Adam Chandler, The Atlantic (8 January 2015)
It is one of Islam’s tenets that one should not take the life of another Muslim.
BUT there is the fact that 94 percent of terrorist acts in the United States (from 1993 to 2013) were not committed by Muslims. Of the 104,000 terrorist acts around the world from 1970 to 2012, you can thank, among others, Christian abortion clinic bombers as well as the
- Ku Klux Klan
- Medellin Drug Cartel
- Irish Republican Army
- Anti-Castro Group
- Mormon extremists
- Vietnamese Organization to Exterminate Communists and Restore the Nation
- Jewish Defense League
- May 19 Communist Order
- Chicano Liberation Front
- Jewish Armed Resistance
- American Indian Movement
- Gay Liberation Front
- Aryan Nation
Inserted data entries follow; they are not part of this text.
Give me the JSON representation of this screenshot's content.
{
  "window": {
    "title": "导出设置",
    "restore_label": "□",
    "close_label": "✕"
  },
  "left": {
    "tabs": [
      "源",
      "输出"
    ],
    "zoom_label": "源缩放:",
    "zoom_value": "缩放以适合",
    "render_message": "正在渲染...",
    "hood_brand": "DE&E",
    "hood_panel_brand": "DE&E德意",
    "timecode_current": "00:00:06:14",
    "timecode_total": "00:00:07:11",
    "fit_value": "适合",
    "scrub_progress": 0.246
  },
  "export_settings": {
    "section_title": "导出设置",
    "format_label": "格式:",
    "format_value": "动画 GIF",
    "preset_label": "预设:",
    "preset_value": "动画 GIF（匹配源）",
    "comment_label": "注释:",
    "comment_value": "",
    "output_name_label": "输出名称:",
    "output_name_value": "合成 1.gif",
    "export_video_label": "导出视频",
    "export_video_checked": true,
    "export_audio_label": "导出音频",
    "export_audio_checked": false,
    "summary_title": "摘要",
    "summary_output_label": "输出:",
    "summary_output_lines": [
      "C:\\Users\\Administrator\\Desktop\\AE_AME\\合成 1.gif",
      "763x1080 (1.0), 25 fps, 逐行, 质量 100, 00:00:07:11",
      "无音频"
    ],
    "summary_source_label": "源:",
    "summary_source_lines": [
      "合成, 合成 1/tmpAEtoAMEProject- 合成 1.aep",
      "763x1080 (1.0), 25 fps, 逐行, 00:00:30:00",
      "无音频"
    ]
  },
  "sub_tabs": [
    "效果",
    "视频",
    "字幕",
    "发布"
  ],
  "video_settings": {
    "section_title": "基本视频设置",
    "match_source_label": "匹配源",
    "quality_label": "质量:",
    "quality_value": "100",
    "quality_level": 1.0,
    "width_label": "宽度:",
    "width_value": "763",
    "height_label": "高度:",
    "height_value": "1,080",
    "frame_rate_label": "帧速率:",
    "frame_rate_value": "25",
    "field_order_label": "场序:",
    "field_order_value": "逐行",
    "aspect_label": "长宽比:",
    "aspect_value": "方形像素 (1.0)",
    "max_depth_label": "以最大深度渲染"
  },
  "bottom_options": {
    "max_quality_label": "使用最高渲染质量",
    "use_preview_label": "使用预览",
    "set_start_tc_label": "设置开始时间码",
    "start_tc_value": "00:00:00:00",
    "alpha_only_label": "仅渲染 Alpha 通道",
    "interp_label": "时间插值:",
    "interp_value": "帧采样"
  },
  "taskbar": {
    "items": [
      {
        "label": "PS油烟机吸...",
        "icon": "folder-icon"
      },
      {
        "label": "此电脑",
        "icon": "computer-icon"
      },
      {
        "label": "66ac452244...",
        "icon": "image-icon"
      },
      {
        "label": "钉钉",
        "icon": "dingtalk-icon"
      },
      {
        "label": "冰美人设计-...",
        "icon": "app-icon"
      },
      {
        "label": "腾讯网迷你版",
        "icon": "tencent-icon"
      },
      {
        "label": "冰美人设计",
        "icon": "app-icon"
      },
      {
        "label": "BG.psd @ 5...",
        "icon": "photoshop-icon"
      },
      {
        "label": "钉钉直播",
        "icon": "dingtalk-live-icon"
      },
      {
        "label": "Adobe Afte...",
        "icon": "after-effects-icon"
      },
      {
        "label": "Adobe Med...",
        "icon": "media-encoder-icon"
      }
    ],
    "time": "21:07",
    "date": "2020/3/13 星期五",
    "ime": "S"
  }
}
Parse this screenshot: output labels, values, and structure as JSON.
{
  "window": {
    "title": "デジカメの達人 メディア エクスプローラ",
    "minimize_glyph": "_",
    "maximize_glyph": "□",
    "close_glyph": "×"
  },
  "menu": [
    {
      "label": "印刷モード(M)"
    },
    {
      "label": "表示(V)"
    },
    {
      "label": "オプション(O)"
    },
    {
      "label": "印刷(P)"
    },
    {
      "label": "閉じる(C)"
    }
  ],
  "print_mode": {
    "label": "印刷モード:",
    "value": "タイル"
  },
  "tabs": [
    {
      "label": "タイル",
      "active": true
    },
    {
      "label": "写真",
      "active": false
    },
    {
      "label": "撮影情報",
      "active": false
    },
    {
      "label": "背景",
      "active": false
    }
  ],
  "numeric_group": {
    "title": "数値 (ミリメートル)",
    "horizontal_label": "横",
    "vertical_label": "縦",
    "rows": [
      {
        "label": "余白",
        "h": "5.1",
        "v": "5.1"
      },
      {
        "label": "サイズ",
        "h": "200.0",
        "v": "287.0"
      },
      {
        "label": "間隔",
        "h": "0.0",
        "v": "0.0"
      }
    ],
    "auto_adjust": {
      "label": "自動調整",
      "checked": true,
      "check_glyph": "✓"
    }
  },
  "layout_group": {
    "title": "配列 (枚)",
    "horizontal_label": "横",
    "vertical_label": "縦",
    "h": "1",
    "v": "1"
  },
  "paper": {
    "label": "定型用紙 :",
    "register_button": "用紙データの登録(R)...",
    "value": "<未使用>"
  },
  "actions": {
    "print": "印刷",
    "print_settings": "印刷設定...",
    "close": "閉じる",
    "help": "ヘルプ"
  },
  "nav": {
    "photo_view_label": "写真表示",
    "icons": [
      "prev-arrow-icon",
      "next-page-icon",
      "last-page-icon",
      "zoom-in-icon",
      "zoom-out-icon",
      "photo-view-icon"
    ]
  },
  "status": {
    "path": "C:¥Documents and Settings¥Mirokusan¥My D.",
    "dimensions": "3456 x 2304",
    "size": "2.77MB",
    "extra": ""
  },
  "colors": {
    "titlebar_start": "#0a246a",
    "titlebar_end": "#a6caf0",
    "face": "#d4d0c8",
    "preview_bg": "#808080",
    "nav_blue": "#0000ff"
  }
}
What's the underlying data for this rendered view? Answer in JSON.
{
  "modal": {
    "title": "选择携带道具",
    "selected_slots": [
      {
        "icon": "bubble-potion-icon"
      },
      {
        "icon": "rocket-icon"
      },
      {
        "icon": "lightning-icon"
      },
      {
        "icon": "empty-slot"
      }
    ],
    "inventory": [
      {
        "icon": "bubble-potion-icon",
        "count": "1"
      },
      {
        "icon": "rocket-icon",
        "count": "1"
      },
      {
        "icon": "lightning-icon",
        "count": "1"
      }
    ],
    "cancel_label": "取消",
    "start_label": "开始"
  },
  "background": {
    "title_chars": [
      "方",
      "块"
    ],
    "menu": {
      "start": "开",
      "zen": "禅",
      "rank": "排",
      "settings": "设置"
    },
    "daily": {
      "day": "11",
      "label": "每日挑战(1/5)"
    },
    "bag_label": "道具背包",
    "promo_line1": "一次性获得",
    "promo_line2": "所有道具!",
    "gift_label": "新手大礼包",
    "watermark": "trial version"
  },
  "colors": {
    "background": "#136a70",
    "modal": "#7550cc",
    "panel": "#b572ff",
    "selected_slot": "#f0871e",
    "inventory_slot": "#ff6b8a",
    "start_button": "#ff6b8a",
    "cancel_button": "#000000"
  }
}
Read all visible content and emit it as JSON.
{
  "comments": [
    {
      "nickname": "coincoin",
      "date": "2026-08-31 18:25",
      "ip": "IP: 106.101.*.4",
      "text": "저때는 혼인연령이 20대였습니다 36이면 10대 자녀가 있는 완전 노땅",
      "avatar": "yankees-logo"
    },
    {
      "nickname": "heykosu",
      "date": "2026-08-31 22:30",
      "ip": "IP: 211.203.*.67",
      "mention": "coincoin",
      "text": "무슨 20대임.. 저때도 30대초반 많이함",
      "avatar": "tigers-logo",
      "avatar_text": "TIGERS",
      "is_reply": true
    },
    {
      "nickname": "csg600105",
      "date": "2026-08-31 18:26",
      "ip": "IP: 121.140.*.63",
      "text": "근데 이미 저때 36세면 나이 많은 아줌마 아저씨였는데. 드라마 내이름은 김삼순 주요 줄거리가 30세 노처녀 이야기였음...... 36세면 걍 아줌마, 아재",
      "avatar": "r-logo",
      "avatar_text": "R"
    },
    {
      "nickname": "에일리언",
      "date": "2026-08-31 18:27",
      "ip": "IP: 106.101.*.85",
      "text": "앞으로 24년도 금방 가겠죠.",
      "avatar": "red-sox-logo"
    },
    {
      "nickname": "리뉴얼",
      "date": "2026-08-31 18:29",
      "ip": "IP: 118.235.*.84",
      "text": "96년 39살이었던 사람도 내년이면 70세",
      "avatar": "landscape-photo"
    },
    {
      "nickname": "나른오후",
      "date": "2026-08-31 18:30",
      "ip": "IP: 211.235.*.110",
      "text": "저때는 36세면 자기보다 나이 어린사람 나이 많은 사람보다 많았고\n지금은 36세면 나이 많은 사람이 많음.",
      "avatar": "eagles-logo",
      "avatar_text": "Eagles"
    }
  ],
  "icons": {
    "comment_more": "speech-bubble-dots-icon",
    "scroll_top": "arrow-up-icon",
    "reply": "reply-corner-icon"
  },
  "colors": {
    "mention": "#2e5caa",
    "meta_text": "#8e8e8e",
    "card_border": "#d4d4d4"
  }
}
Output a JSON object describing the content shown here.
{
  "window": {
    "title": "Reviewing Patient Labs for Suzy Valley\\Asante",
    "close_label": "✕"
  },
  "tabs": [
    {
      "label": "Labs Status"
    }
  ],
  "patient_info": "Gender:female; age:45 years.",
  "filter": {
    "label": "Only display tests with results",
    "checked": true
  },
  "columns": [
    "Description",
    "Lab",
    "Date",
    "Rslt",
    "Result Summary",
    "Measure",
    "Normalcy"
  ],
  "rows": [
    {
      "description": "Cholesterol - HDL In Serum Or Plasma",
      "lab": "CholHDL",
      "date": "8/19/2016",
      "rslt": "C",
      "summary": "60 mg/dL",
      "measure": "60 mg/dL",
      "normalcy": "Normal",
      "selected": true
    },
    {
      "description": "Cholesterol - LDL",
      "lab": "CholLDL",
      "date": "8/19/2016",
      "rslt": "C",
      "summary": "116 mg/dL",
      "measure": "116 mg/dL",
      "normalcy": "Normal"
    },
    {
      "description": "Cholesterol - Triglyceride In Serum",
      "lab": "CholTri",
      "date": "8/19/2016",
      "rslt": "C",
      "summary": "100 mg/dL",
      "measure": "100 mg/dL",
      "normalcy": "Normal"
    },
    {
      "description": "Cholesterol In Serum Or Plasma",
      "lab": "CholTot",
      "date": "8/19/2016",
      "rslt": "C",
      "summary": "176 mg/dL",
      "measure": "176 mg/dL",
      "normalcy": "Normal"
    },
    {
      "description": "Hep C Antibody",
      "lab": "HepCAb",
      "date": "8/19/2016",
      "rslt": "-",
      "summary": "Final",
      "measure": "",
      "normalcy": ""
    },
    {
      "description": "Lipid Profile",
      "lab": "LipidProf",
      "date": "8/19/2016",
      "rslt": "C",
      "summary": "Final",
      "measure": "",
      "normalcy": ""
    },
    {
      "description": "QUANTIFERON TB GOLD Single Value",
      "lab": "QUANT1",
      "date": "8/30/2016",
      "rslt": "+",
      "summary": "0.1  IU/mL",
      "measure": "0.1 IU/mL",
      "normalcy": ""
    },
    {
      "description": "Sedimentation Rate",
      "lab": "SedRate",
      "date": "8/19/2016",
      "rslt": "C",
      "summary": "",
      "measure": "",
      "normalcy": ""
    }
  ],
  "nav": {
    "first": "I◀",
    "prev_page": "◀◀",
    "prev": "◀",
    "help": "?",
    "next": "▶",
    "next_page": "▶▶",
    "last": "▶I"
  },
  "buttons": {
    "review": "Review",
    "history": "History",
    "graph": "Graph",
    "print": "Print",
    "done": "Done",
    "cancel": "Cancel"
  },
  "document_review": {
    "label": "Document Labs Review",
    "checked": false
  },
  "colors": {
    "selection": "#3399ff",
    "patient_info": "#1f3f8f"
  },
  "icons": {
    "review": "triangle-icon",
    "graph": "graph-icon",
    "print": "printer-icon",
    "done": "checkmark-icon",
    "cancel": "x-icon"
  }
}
- Jewish Action Movement
- National Front for the Liberation of Cuba
- Fourth Reich Skinheads
Of the 2,400 attacks that took place in the United States during that time, about
- 2.5 per cent were related to Islamic groups or individuals
- 4.9 per cent were attributed to Jewish groups
- 7 per cent were attributed to Christian groups.
Of the ten most costly (in terms of U.S. dollars) terrorist attacks, one took place in Kenya, one in Sri Lanka, three in the United States, and five in the U.K. The most costly was, of course, the 2001 attack on the World Trade Center and Timothy McVeigh’s attack in Oklahoma City is in the top ten. The five U.K. incidents were all perpetrated by the I.R.A.
There is growing concern among those who study terror that the greatest future threat will come from individuals, not groups. Individuals are much harder to track than are coordinated efforts by groups, groups can be infiltrated, their plans uncovered, their members can betray one another – even when the group is composed of cells. The lone operative is almost impossible to detect..
How nations view religion
Pew Research Global Attitudes (2005)
Now, here’s the thing: most terrorism is not generated out of religious hatred. A study undertaken by the National Consortium for the Study of Terrorism and Responses to Terrorism found
Between 1970 and 2011, 32 percent of the perpetrator groups were motivated by ethnonationalist/separatist agendas, 28 percent were motivated by single issues, such as animal rights or opposition to war, and seven percent were motivated by religious beliefs.
War/No More Trouble
The lyrics of War are derived from a speech in the United Nations by former Ethiopian emperor Haile Selassie.
The conflicts listed beginning with the Libyan Civil War through the Kashmir conflict are driven by jihadist/ideological concerns (as opposed to conflicts over natural boundaries, traditional tribal jurisdictions, economic disruptions/motivations, etc. – which mark the conflicts that begin with the South Sudanese Civil War).
HOWEVER, to put this in perspective, worldwide more Muslims are subjected to terrorist attack than any other group AND Sunnis, the Muslims most often supported by the United States, are most often the perpetrators of terrorist attacks led by Muslims. Where will you find Sunnis? On the Arab peninsula. Who befriends Saudi Arabia? That’s right. Uncle Sam.